Element data from apps and pages
******************************

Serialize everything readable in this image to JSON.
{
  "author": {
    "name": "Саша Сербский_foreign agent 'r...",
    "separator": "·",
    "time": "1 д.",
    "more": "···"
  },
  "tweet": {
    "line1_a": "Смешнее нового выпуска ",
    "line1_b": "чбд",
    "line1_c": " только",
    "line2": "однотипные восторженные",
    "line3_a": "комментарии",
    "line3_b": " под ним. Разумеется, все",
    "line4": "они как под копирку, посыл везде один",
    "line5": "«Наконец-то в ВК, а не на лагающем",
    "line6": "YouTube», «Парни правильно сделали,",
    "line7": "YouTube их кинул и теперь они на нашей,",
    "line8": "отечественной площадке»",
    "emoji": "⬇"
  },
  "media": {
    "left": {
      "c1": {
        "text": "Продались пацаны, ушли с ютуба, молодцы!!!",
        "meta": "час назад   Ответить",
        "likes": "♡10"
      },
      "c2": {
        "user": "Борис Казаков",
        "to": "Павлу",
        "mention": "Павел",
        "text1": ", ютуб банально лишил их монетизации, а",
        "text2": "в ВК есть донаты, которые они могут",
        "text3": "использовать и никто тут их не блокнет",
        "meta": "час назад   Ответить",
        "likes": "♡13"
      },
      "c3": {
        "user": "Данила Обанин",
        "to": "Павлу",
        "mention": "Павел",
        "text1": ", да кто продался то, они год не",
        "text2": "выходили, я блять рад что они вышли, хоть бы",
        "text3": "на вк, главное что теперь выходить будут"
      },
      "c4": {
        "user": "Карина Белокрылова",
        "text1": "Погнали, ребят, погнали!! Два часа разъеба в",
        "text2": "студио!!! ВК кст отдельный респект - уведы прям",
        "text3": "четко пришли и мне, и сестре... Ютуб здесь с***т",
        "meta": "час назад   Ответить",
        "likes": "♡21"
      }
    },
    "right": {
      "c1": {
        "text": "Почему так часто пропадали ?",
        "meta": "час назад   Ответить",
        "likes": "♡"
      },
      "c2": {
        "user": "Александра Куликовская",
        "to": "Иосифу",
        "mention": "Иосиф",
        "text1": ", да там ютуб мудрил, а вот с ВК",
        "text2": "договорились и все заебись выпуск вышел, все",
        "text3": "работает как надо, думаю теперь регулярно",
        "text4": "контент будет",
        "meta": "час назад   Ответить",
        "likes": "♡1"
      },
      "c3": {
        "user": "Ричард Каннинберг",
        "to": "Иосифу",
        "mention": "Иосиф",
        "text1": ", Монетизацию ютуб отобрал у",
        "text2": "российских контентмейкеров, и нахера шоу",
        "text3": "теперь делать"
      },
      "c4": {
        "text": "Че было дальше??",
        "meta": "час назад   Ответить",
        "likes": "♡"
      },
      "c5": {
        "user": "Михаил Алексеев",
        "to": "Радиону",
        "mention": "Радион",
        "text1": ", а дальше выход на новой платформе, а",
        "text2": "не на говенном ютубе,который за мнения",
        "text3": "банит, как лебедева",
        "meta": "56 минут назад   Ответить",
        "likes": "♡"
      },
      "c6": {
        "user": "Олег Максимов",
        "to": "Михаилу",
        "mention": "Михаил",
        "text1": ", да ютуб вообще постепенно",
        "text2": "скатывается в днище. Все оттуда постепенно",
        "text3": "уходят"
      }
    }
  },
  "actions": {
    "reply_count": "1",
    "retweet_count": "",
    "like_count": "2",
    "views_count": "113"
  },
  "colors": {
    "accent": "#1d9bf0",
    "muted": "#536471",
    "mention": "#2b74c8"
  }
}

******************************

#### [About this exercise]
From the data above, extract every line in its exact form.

#### [Task output]
Serialize everything readable in this image to JSON.
{
  "author": {
    "name": "Саша Сербский_foreign agent 'r...",
    "separator": "·",
    "time": "1 д.",
    "more": "···"
  },
  "tweet": {
    "line1_a": "Смешнее нового выпуска ",
    "line1_b": "чбд",
    "line1_c": " только",
    "line2": "однотипные восторженные",
    "line3_a": "комментарии",
    "line3_b": " под ним. Разумеется, все",
    "line4": "они как под копирку, посыл везде один",
    "line5": "«Наконец-то в ВК, а не на лагающем",
    "line6": "YouTube», «Парни правильно сделали,",
    "line7": "YouTube их кинул и теперь они на нашей,",
    "line8": "отечественной площадке»",
    "emoji": "⬇"
  },
  "media": {
    "left": {
      "c1": {
        "text": "Продались пацаны, ушли с ютуба, молодцы!!!",
        "meta": "час назад   Ответить",
        "likes": "♡10"
      },
      "c2": {
        "user": "Борис Казаков",
        "to": "Павлу",
        "mention": "Павел",
        "text1": ", ютуб банально лишил их монетизации, а",
        "text2": "в ВК есть донаты, которые они могут",
        "text3": "использовать и никто тут их не блокнет",
        "meta": "час назад   Ответить",
        "likes": "♡13"
      },
      "c3": {
        "user": "Данила Обанин",
        "to": "Павлу",
        "mention": "Павел",
        "text1": ", да кто продался то, они год не",
        "text2": "выходили, я блять рад что они вышли, хоть бы",
        "text3": "на вк, главное что теперь выходить будут"
      },
      "c4": {
        "user": "Карина Белокрылова",
        "text1": "Погнали, ребят, погнали!! Два часа разъеба в",
        "text2": "студио!!! ВК кст отдельный респект - уведы прям",
        "text3": "четко пришли и мне, и сестре... Ютуб здесь с***т",
        "meta": "час назад   Ответить",
        "likes": "♡21"
      }
    },
    "right": {
      "c1": {
        "text": "Почему так часто пропадали ?",
        "meta": "час назад   Ответить",
        "likes": "♡"
      },
      "c2": {
        "user": "Александра Куликовская",
        "to": "Иосифу",
        "mention": "Иосиф",
        "text1": ", да там ютуб мудрил, а вот с ВК",
        "text2": "договорились и все заебись выпуск вышел, все",
        "text3": "работает как надо, думаю теперь регулярно",
        "text4": "контент будет",
        "meta": "час назад   Ответить",
        "likes": "♡1"
      },
      "c3": {
        "user": "Ричард Каннинберг",
        "to": "Иосифу",
        "mention": "Иосиф",
        "text1": ", Монетизацию ютуб отобрал у",
        "text2": "российских контентмейкеров, и нахера шоу",
        "text3": "теперь делать"
      },
      "c4": {
        "text": "Че было дальше??",
        "meta": "час назад   Ответить",
        "likes": "♡"
      },
      "c5": {
        "user": "Михаил Алексеев",
        "to": "Радиону",
        "mention": "Радион",
        "text1": ", а дальше выход на новой платформе, а",
        "text2": "не на говенном ютубе,который за мнения",
        "text3": "банит, как лебедева",
        "meta": "56 минут назад   Ответить",
        "likes": "♡"
      },
      "c6": {
        "user": "Олег Максимов",
        "to": "Михаилу",
        "mention": "Михаил",
        "text1": ", да ютуб вообще постепенно",
        "text2": "скатывается в днище. Все оттуда постепенно",
        "text3": "уходят"
      }
    }
  },
  "actions": {
    "reply_count": "1",
    "retweet_count": "",
    "like_count": "2",
    "views_count": "113"
  },
  "colors": {
    "accent": "#1d9bf0",
    "muted": "#536471",
    "mention": "#2b74c8"
  }
}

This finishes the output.